[Extracted data — start]
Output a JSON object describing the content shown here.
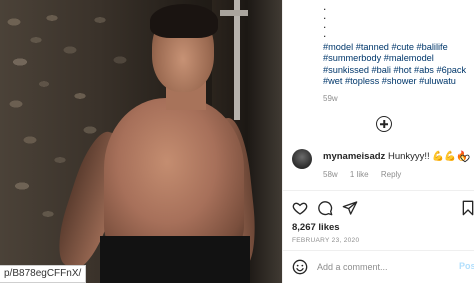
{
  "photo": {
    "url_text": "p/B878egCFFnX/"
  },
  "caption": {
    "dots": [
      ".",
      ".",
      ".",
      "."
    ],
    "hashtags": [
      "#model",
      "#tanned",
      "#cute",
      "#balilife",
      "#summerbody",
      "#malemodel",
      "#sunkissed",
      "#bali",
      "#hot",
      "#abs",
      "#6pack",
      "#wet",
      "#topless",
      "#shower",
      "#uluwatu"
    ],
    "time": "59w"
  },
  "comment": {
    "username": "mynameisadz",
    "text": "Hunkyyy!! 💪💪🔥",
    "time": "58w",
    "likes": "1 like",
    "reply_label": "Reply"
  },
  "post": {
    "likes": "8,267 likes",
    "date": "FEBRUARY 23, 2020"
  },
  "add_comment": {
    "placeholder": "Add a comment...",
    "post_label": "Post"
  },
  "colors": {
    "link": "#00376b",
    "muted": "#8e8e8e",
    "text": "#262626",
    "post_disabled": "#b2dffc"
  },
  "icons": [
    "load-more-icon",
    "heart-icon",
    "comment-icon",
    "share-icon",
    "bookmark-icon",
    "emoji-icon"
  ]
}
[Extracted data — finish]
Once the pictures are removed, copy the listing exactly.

Output a JSON object describing the content shown here.
{
  "photo": {
    "url_text": "p/B878egCFFnX/"
  },
  "caption": {
    "dots": [
      ".",
      ".",
      ".",
      "."
    ],
    "hashtags": [
      "#model",
      "#tanned",
      "#cute",
      "#balilife",
      "#summerbody",
      "#malemodel",
      "#sunkissed",
      "#bali",
      "#hot",
      "#abs",
      "#6pack",
      "#wet",
      "#topless",
      "#shower",
      "#uluwatu"
    ],
    "time": "59w"
  },
  "comment": {
    "username": "mynameisadz",
    "text": "Hunkyyy!! 💪💪🔥",
    "time": "58w",
    "likes": "1 like",
    "reply_label": "Reply"
  },
  "post": {
    "likes": "8,267 likes",
    "date": "FEBRUARY 23, 2020"
  },
  "add_comment": {
    "placeholder": "Add a comment...",
    "post_label": "Post"
  },
  "colors": {
    "link": "#00376b",
    "muted": "#8e8e8e",
    "text": "#262626",
    "post_disabled": "#b2dffc"
  },
  "icons": [
    "load-more-icon",
    "heart-icon",
    "comment-icon",
    "share-icon",
    "bookmark-icon",
    "emoji-icon"
  ]
}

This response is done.